In a paper published this week in Nature Communications, Dr Brian Jones, Principal Research Fellow in the university's School of Pharmacy and Biomolecular Sciences, details a new strategy to identify and analyse bacterial viruses. This permits the identification and characterisation of viral DNA captured in complex sequence datasets from gut bacteria (called metagenomes), and should provide a greater understanding of their function in the gut ecosystem.
Bacterial viruses (known as bacteriophage or phage) are the most numerous infectious entities on the planet. These microbial predators have a significant impact on bacterial communities in the environment and within the human body, where they may play a role in disease processes by disrupting the natural balance of the bacterial ecosystems we all harbour. The human gut in particular is home to a dense population of bacteria that play an intimate role in human development and well-being. These bacteria also support a myriad of bacteriophage, which may also influence how gut bacteria affect our health.
Presently, one of the most powerful approaches to studying microbial communities, including in the gut, is the large-scale sequencing of DNA extracted from these bacteria (a process known as metagenomics). However, this approach has only recently been adapted to the study of bacteriophage and a community-level analysis of these viruses remains challenging.
Dr Brian Jones
He said the research was bringing to light a population of potentially gut-specific bacteriophage, which could have direct relevance to human health in a number of ways. These range from the spread of antibiotic resistant genes, to effects on beneficial microbes and the structure of the gut ecosystem, although much more work needs to be done to confirm this. He said the study of bacteriophage continues to underpin new insights into microbial physiology and evolution and the continued development of tools for the community-level analysis of phage promises to underpin major advances in our understanding of important bacterial ecosystems.
Dr Jones, who is working with colleagues from across the Faculty of Science and Engineering, said: "In the longer term, by understanding how these viruses work we hope to learn more about their effect on the gut microbial ecosystem, and in doing so, look for new insight into the cause of gut conditions and opportunities for intervention. But first we need to gain a basic understanding of what's there, and develop tools to help us survey the bacteriophage community."

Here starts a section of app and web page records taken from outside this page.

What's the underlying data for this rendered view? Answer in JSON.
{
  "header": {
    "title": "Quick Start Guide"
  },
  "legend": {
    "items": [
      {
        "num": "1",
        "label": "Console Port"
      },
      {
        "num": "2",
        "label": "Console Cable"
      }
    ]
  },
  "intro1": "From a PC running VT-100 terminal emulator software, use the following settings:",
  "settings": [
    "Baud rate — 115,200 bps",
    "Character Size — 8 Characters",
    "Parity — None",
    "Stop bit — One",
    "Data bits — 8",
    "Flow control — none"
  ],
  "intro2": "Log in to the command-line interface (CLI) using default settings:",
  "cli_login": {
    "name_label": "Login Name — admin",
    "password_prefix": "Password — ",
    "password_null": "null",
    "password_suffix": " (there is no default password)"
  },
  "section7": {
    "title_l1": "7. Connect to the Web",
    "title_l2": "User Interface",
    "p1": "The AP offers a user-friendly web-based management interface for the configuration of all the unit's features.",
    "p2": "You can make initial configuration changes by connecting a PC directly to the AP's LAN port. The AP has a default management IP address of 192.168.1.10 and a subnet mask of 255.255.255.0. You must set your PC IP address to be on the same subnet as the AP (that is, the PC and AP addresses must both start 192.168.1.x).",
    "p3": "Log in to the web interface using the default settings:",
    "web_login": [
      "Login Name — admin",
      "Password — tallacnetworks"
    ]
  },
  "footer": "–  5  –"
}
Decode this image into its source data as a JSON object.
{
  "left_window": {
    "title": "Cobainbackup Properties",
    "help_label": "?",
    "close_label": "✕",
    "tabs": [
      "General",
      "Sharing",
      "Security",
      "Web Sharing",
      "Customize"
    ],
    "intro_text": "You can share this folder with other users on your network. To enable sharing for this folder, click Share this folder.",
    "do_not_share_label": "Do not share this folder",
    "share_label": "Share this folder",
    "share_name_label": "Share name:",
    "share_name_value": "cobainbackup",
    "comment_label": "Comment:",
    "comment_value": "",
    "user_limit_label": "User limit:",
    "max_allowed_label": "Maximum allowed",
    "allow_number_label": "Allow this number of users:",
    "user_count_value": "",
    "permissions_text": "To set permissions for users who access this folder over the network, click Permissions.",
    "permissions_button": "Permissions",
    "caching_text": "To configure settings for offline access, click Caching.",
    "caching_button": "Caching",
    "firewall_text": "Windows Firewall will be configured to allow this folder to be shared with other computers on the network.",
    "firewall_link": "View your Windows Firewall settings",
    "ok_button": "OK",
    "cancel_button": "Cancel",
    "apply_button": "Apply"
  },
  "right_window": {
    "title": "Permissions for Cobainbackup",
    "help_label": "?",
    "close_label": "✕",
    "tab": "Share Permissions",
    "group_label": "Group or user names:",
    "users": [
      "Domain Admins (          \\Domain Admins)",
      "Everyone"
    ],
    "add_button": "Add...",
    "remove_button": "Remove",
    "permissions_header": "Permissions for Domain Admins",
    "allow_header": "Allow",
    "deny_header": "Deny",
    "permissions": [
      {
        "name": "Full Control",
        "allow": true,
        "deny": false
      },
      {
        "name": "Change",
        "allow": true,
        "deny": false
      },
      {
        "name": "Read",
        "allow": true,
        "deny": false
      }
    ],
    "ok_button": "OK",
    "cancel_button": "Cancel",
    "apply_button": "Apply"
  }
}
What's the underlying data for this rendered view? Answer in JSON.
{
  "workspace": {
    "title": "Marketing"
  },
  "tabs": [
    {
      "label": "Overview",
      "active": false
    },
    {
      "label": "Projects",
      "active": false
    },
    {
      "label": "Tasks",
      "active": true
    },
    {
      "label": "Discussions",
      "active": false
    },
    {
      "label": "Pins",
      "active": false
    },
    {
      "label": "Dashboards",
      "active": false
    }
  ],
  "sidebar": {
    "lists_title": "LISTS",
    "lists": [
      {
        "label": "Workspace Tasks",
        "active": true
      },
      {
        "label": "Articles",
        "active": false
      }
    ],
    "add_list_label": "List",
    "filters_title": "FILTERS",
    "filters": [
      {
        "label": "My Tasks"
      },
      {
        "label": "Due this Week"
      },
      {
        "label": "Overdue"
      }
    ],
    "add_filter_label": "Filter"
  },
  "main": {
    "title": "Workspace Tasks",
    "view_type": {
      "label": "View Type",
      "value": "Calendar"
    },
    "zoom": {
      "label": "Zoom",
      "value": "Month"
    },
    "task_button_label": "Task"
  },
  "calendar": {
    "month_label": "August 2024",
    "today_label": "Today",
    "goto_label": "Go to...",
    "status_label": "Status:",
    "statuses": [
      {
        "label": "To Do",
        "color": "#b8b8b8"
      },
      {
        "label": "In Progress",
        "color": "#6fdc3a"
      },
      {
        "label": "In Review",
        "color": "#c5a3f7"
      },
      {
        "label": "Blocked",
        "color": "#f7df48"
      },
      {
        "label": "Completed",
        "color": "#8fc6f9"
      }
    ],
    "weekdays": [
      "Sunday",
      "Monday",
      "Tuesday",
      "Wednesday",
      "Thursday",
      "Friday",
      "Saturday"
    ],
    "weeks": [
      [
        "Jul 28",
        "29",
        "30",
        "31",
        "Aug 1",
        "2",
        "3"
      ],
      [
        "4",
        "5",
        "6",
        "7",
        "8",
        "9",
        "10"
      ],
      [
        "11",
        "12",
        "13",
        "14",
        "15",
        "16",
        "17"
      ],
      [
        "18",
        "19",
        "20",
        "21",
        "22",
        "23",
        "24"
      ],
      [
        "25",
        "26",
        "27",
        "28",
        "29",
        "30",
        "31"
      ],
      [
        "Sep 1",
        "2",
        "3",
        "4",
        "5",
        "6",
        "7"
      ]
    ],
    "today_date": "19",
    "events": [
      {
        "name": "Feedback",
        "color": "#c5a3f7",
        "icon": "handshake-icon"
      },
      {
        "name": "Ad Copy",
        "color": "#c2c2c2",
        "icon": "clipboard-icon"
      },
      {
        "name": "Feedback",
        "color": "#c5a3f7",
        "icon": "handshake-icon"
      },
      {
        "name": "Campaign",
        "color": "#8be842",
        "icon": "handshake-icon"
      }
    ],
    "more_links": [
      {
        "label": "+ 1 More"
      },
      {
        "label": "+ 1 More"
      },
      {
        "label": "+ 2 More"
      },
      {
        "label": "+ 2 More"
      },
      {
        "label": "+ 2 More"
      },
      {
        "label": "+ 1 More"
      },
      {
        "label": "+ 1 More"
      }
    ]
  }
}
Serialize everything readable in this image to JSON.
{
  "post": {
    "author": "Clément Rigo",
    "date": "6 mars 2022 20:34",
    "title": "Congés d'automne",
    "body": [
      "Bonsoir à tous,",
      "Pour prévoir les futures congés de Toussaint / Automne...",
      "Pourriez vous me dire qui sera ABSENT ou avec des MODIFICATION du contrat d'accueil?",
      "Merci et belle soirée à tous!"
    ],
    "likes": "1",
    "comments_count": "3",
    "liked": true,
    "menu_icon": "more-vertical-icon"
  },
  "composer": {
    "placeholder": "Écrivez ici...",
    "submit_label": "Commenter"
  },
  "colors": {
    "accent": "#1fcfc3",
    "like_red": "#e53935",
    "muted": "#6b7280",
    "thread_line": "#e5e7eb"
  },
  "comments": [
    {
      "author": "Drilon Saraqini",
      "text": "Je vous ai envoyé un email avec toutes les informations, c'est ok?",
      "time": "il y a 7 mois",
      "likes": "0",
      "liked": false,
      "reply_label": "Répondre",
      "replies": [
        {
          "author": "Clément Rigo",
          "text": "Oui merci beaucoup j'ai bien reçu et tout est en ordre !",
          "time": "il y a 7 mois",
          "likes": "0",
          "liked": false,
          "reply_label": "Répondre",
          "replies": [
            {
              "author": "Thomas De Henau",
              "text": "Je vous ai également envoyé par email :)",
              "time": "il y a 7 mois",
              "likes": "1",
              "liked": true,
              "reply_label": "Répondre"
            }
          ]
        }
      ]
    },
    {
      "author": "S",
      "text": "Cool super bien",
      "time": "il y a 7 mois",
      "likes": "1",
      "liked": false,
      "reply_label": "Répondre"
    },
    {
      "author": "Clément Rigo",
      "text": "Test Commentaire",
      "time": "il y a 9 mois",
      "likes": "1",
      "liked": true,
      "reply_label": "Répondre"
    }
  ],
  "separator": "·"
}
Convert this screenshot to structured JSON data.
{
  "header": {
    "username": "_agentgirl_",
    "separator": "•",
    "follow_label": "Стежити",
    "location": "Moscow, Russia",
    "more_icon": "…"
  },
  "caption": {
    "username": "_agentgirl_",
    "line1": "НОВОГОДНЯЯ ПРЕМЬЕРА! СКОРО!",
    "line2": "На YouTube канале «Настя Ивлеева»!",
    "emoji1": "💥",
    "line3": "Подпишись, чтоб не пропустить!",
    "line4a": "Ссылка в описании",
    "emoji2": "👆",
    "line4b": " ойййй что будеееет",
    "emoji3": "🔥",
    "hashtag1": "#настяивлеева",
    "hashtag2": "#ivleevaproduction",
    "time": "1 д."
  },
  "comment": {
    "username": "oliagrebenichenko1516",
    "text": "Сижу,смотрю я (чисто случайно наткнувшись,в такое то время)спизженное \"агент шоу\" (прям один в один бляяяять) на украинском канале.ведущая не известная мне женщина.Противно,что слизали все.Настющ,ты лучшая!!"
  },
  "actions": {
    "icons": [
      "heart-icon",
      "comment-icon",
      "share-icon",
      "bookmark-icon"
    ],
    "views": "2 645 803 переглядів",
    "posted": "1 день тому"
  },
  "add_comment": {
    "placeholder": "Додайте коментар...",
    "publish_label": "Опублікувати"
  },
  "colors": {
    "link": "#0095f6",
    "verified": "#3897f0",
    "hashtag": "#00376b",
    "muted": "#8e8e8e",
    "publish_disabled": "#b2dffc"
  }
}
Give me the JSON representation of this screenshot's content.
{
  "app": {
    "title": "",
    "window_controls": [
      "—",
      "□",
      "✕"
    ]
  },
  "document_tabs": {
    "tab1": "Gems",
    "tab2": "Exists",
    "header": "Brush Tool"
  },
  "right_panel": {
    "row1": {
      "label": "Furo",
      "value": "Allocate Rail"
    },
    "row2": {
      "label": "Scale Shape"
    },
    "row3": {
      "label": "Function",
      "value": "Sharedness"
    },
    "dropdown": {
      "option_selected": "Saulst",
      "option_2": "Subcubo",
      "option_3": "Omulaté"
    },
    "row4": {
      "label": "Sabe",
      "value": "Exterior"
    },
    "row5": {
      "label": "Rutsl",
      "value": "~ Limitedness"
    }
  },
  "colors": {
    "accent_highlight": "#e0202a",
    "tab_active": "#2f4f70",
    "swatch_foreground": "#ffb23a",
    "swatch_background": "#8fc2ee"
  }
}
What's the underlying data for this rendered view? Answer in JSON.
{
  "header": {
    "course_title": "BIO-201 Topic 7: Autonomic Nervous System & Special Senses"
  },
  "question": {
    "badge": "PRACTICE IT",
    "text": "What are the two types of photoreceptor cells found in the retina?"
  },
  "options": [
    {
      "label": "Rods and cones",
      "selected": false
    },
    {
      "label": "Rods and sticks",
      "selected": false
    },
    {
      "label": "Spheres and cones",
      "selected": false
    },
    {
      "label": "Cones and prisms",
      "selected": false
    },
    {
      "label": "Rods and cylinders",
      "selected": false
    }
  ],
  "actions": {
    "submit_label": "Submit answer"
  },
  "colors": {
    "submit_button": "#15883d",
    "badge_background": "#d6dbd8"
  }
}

*The paper entitled "Genome signature-based dissection of human gut metagenomes to extract subliminal viral sequences" is published in Nature Communications, an online-only journal.